Originally known as Grey Friars Street, it was built by Plymouth's first property developer John Sparke.

Sparke had sailed with Sir John Hawkins and is said to be the first Englishman to bring home and describe tobacco and potatoes.

Today, there's little evidence of the chaotic scenes that were once commonplace here.

Carts full of silver coins, gold bullion and precious jewels - the booty captured from Spanish ships by local heroes like Francis Drake and John Hawkins - would once have been commonplace on this cobbled street.

Two hundred years later, the booty was even more precious. Prisoners of war from wars with France and America were imprisoned here.

They'd be herded into the dark cellars of the warehouses along New Street, where they were kept prisoner until a place was found for them in a nearby prison or hulk.

Today you can still look down at the cobbles at the side of the street, and you'll see just a hint of the past. The ruts there were made by the carts,  as they carried their precious goods through the street, day after day.

If you want to take a further look at the heart of Plymouth's Old Town, go down New Street. At the far end you'll find an original timber framed Elizabethan House and several warehouses little changed from how they were 150 year ago.

Several of these warehouses were built during the Napoleonic Wars when Plymouth was a port where captured ships, their cargoes and the spoils of war were auctioned.

In New Street you will also find a beautiful walled city garden - the perfect spot for a bit of peace and quiet away from the hustle and bustle of the city. It's a recreation of an Elizabethan garden using old plant varieties.

It's important that you come back to the top of New Street, to head on to the next point. You'll be walking up the steps close to where Friars Lane meets New Street. At the top of the steps turn left along Lambhay Hill, towards the high walls of the Royal Citadel.
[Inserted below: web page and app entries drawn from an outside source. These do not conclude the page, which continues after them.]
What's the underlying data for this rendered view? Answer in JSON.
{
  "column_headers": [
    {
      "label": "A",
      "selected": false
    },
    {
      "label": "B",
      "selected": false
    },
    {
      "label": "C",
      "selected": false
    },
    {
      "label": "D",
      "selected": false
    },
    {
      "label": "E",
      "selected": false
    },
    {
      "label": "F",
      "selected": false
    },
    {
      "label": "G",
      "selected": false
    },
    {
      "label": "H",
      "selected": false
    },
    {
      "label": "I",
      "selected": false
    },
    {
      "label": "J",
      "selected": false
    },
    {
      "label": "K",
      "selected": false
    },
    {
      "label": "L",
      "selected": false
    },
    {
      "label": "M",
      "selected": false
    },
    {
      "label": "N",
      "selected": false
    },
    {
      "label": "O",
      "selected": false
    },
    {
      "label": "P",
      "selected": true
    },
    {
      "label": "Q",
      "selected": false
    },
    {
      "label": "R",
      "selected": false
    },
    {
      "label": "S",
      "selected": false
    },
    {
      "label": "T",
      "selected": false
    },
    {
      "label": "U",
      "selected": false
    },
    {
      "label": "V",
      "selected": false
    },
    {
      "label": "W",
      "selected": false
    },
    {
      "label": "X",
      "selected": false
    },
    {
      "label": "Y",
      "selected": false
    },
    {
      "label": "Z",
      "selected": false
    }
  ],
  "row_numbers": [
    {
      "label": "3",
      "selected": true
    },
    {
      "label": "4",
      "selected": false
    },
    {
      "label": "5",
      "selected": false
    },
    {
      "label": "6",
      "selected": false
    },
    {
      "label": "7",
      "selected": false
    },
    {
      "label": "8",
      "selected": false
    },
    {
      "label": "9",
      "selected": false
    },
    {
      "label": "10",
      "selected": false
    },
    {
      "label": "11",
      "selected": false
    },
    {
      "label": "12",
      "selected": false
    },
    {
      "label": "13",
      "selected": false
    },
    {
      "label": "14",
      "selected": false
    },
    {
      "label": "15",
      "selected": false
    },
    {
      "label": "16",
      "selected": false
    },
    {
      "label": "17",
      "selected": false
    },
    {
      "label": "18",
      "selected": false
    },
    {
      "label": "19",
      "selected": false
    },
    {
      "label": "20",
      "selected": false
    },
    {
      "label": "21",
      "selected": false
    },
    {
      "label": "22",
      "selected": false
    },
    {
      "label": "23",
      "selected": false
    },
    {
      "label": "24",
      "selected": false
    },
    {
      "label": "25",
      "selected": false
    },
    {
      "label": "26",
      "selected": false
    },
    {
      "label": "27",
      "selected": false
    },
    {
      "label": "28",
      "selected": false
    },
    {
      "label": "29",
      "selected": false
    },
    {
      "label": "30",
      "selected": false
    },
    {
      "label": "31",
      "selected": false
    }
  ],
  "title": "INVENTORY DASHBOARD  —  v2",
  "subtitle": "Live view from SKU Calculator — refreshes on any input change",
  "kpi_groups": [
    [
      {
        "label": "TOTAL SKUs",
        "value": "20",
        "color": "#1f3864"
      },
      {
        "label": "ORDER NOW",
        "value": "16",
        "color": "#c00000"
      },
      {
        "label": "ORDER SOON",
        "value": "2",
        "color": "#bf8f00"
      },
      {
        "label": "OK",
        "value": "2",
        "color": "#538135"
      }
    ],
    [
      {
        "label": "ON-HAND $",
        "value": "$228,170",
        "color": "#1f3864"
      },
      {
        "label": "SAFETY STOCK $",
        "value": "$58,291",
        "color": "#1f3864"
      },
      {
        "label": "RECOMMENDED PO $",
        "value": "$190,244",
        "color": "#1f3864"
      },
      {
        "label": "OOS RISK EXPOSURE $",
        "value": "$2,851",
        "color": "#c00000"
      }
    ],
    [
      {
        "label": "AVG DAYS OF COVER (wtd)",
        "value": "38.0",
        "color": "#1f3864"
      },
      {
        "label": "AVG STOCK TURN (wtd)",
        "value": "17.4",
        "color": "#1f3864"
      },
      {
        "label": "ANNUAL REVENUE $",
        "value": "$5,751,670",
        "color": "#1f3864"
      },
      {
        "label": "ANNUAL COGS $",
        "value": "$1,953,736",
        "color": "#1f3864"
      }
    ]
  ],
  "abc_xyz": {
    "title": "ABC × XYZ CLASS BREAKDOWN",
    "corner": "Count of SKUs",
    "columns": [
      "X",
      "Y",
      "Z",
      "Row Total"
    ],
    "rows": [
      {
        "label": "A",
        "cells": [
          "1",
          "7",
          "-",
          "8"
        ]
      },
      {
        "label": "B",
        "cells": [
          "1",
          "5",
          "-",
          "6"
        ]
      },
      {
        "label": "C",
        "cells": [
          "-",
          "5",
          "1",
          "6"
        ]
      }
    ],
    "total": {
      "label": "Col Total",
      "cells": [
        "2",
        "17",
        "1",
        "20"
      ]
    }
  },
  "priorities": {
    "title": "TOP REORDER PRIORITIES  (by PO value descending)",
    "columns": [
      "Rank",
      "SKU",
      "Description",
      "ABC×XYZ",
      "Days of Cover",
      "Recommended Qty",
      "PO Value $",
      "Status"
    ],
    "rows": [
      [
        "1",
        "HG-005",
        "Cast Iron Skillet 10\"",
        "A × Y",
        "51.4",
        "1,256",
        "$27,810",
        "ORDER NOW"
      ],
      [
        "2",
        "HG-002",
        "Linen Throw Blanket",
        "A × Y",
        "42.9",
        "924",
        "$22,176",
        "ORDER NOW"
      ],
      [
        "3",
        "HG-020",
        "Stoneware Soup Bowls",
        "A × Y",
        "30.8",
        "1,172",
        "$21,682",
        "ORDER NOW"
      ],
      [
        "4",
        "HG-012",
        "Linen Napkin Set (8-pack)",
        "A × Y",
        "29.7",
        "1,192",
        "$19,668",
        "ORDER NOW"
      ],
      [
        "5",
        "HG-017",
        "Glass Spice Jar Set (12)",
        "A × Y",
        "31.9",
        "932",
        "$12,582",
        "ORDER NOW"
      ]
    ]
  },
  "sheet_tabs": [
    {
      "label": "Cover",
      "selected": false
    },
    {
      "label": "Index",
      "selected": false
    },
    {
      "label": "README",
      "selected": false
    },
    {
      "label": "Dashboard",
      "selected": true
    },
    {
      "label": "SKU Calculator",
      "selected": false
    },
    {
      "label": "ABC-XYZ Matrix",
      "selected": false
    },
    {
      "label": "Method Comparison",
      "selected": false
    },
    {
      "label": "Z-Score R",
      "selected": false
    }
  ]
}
Remember, to keep on track, you'll need  to keep the Citadel walls on your left as you continue the walk.